Here are two suggestions for how you could advance your training as you get more experienced:

  • Upper / lower body split. Train four times per week, two upper and two lower body workouts. That way, you can get a good frequency and volume, while still keeping the length of the workouts down by focusing on compound lifts. Our program Zero to Hero is one way to do this. Our free upper/lower program is another.
  • Bodybuilding Split. Want to go Full Bodybuilder and push your muscle growth to the next level? Check out our different bodybuilding splits.

Both programs above are recommended under the assumptions that you want to advance in your training: putting in more time, to get more results back – albeit the law of diminishing returns apply to resistance training as well, and gains will come slower after the beginner phase.

An alternate route is to stick with this beginner barbell routine. It will keep your number of training days at three, and your time in the gym short.
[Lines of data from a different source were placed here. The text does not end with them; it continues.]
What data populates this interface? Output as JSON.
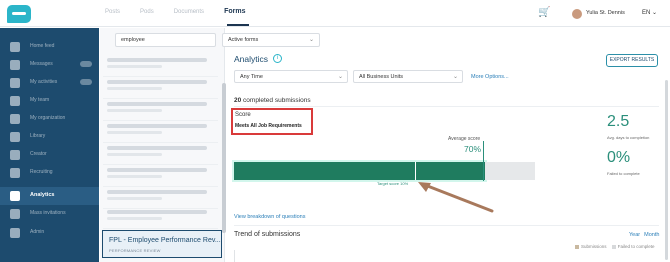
{
  "header": {
    "nav": [
      "Posts",
      "Pods",
      "Documents"
    ],
    "active_nav": "Forms",
    "user": "Yulia St. Dennis",
    "lang": "EN",
    "cart_icon": "cart-icon"
  },
  "sidebar": {
    "items": [
      {
        "label": "Home feed",
        "badge": false
      },
      {
        "label": "Messages",
        "badge": true
      },
      {
        "label": "My activities",
        "badge": true
      },
      {
        "label": "My team",
        "badge": false
      },
      {
        "label": "My organization",
        "badge": false
      },
      {
        "label": "Library",
        "badge": false
      },
      {
        "label": "Creator",
        "badge": false
      },
      {
        "label": "Recruiting",
        "badge": false
      },
      {
        "label": "Analytics",
        "badge": false,
        "active": true
      },
      {
        "label": "Mass invitations",
        "badge": false
      },
      {
        "label": "Admin",
        "badge": false
      }
    ]
  },
  "list": {
    "search_value": "employee",
    "filter_value": "Active forms",
    "selected_title": "FPL - Employee Performance Rev...",
    "selected_subtitle": "PERFORMANCE REVIEW"
  },
  "main": {
    "title": "Analytics",
    "export_label": "EXPORT RESULTS",
    "time_filter": "Any Time",
    "unit_filter": "All Business Units",
    "more_options": "More Options...",
    "completed_count": "20",
    "completed_text": "completed submissions",
    "score_label": "Score",
    "score_value": "Meets All Job Requirements",
    "avg_label": "Average score",
    "avg_value": "70%",
    "target_label": "Target score 10%",
    "breakdown_link": "View breakdown of questions",
    "trend_title": "Trend of submissions",
    "year_label": "Year",
    "month_label": "Month",
    "legend_submissions": "Submissions",
    "legend_failed": "Failed to complete",
    "kpi_days_value": "2.5",
    "kpi_days_label": "Avg. days to completion",
    "kpi_failed_value": "0%",
    "kpi_failed_label": "Failed to complete"
  },
  "score_bar": {
    "average_fraction": 0.7,
    "target_fraction": 0.1,
    "color": "#1f7c5f"
  },
  "colors": {
    "sidebar": "#1d4b6e",
    "accent": "#2bb5c9",
    "kpi": "#2b8f7b",
    "highlight_box": "#d93a3a",
    "arrow": "#a8795c"
  }
}
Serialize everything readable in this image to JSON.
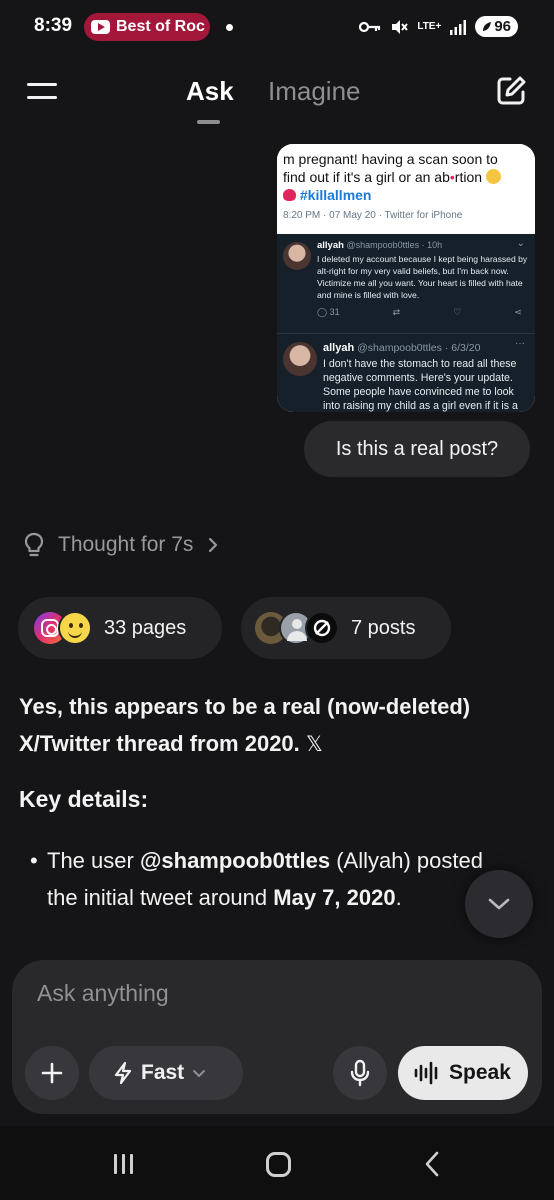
{
  "status_bar": {
    "time": "8:39",
    "notification_label": "Best of Roc",
    "network_label": "LTE+",
    "battery": "96"
  },
  "header": {
    "tabs": [
      {
        "label": "Ask",
        "active": true
      },
      {
        "label": "Imagine",
        "active": false
      }
    ]
  },
  "attachment": {
    "tweet_text_1": "m pregnant! having a scan soon to",
    "tweet_text_2": "find out if it's a girl or an ab",
    "tweet_text_2b": "rtion",
    "tweet_hashtag": "#killallmen",
    "tweet_meta": "8:20 PM · 07 May 20 · Twitter for iPhone",
    "reply1_name": "allyah",
    "reply1_handle": "@shampoob0ttles · 10h",
    "reply1_body": "I deleted my account because I kept being harassed by alt-right for my very valid beliefs, but I'm back now. Victimize me all you want. Your heart is filled with hate and mine is filled with love.",
    "reply1_replies": "31",
    "reply2_name": "allyah",
    "reply2_handle": "@shampoob0ttles · 6/3/20",
    "reply2_body": "I don't have the stomach to read all these negative comments. Here's your update. Some people have convinced me to look into raising my child as a girl even if it is a boy, and trying to get treatment as early"
  },
  "user_message": "Is this a real post?",
  "thought": {
    "label": "Thought for 7s"
  },
  "sources": {
    "pages_label": "33 pages",
    "posts_label": "7 posts"
  },
  "answer": {
    "lead": "Yes, this appears to be a real (now-deleted) X/Twitter thread from 2020.",
    "x_glyph": "𝕏",
    "key_details_heading": "Key details:",
    "bullet_1_prefix": "The user ",
    "bullet_1_handle": "@shampoob0ttles",
    "bullet_1_mid": " (Allyah) posted the initial tweet around ",
    "bullet_1_date": "May 7, 2020",
    "bullet_1_suffix": "."
  },
  "composer": {
    "placeholder": "Ask anything",
    "model_label": "Fast",
    "speak_label": "Speak"
  },
  "colors": {
    "background": "#151517",
    "surface": "#29292c",
    "notification_pill": "#a3173a",
    "speak_button": "#e9e9ea"
  },
  "icons": [
    "youtube-icon",
    "key-icon",
    "mute-icon",
    "signal-icon",
    "battery-icon",
    "menu-icon",
    "compose-icon",
    "lightbulb-icon",
    "chevron-right-icon",
    "instagram-icon",
    "smiley-icon",
    "avatar-icon",
    "x-icon",
    "chevron-down-icon",
    "plus-icon",
    "lightning-icon",
    "mic-icon",
    "waveform-icon",
    "recents-icon",
    "home-icon",
    "back-icon"
  ]
}
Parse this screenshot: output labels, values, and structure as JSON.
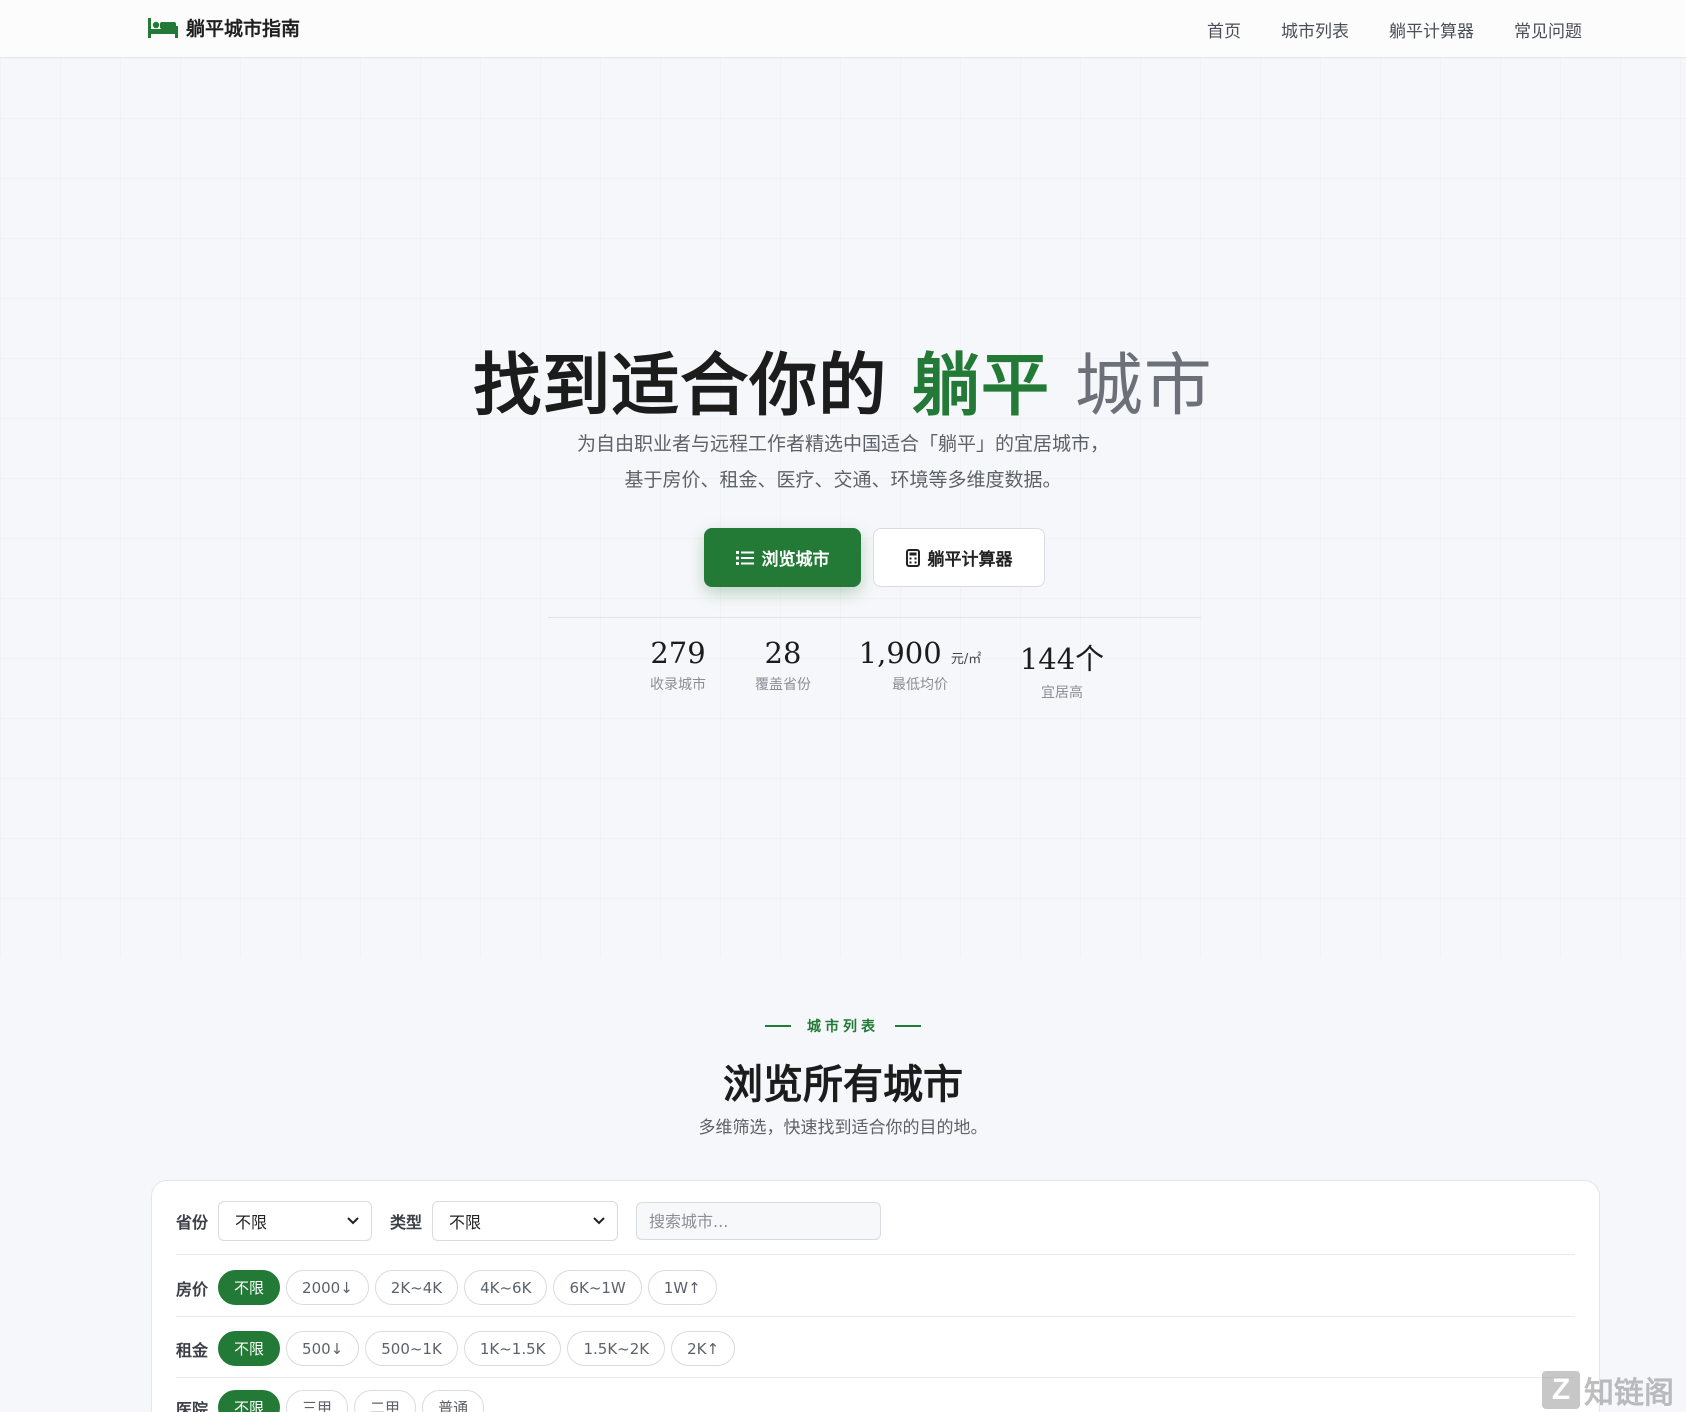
{
  "brand": {
    "name": "躺平城市指南",
    "icon": "bed-icon",
    "color": "#237a36"
  },
  "nav": {
    "links": [
      "首页",
      "城市列表",
      "躺平计算器",
      "常见问题"
    ]
  },
  "hero": {
    "title_part1": "找到适合你的",
    "title_accent": "躺平",
    "title_part2": "城市",
    "subtitle_line1": "为自由职业者与远程工作者精选中国适合「躺平」的宜居城市，",
    "subtitle_line2": "基于房价、租金、医疗、交通、环境等多维度数据。",
    "primary_button": {
      "label": "浏览城市",
      "icon": "list-icon"
    },
    "secondary_button": {
      "label": "躺平计算器",
      "icon": "calculator-icon"
    }
  },
  "stats": [
    {
      "value": "279",
      "unit": "",
      "label": "收录城市"
    },
    {
      "value": "28",
      "unit": "",
      "label": "覆盖省份"
    },
    {
      "value": "1,900",
      "unit": "元/㎡",
      "label": "最低均价"
    },
    {
      "value": "144个",
      "unit": "",
      "label": "宜居高"
    }
  ],
  "section": {
    "eyebrow": "城市列表",
    "title": "浏览所有城市",
    "subtitle": "多维筛选，快速找到适合你的目的地。"
  },
  "filters": {
    "province_label": "省份",
    "province_value": "不限",
    "type_label": "类型",
    "type_value": "不限",
    "search_placeholder": "搜索城市...",
    "price": {
      "label": "房价",
      "options": [
        "不限",
        "2000↓",
        "2K~4K",
        "4K~6K",
        "6K~1W",
        "1W↑"
      ],
      "selected": "不限"
    },
    "rent": {
      "label": "租金",
      "options": [
        "不限",
        "500↓",
        "500~1K",
        "1K~1.5K",
        "1.5K~2K",
        "2K↑"
      ],
      "selected": "不限"
    },
    "medical": {
      "label": "医院",
      "options": [
        "不限",
        "三甲",
        "二甲",
        "普通"
      ],
      "selected": "不限"
    }
  },
  "watermark": {
    "letter": "Z",
    "text": "知链阁"
  },
  "colors": {
    "accent": "#237a36",
    "text": "#1c1c1c",
    "muted": "#5d626a",
    "background": "#f6f7fa"
  }
}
The downside is that after a while (maybe half a year or so), gains will come more and more slowly. After a while, your progression might be almost completely halted or at least very slow. But at least you will maintain a high level of strength, muscle, and fitness, and that might be more than enough for many of you, compared to the relatively small time commitment you make in exchange.

The choice is yours, and hopefully you now understand your alternatives a little better.

Some Finishing Tips on Shoes, Training Logs, and More

Here are a few finishing tips or things to remember, as you embark on your own fitness journey:

  • Technique is number one. Learn it properly from the start. You won’t regret it.
  • Write down your weights. Track your weights in our workout log, where you will also find this program. That way, you will remember what you lifted last workout and can try to beat it. Tracking your weights and following this program is completely free.
  • Don’t rush the weights. If you train regularly and consistently, you will get stronger. Don’t rush your increases in weights, but trust the process and just add a few pounds or kilos here and there as you are ready for it. You won’t get stronger any faster by trying to hurry it.
  • Wear stable shoes. Or no shoes at all. Don’t wear jogging shoes with big, cushy soles. A hard, flat sole gives you the best stability for safe, heavy lifts. In the squat, many (about 50% of you, maybe) will benefit from lifting shoes with an elevated heel, as it will make it a little easier to reach a good depth.
  • When the grip is becoming an issue, use chalk. You probably won’t need it in your first few months, but as you get stronger, your grip will become a limiting factor in deadlifts, barbell rows, and pull-ups. Buy some chalk intended for lifting or climbing, it absorbs the sweat in your palms and improves your grip dramatically. We’re talking about a 10–15% increase in what weights you will be able to hold on to, at minimum.

Final Words

And that’s it.

The barbell training program in this article is perfect for you who are a beginner, and this will give you the best start possible in your strength training career.

Follow the program. Practice the exercises. Write your weights down, and increase them over time.

You will get stronger. Your muscles will grow. And your body will feel and look differently.

Make sure to download our workout tracker StrengthLog, and get started on this beginner barbell workout routine.

Download StrengthLog for free with the buttons below:

Download StrengthLog Workout Log on App Store
Download StrengthLog Workout Log on Google Play Store

More reading:

Guides to all the exercises in the program:

Photo of author

Daniel Richter

Daniel has a decade of experience in powerlifting, is a certified personal trainer, and has a Master of Science degree in engineering. Besides competing in powerlifting himself, he coaches both beginners and international-level lifters. Daniel regularly shares tips about strength training on Instagram, and you can follow him here.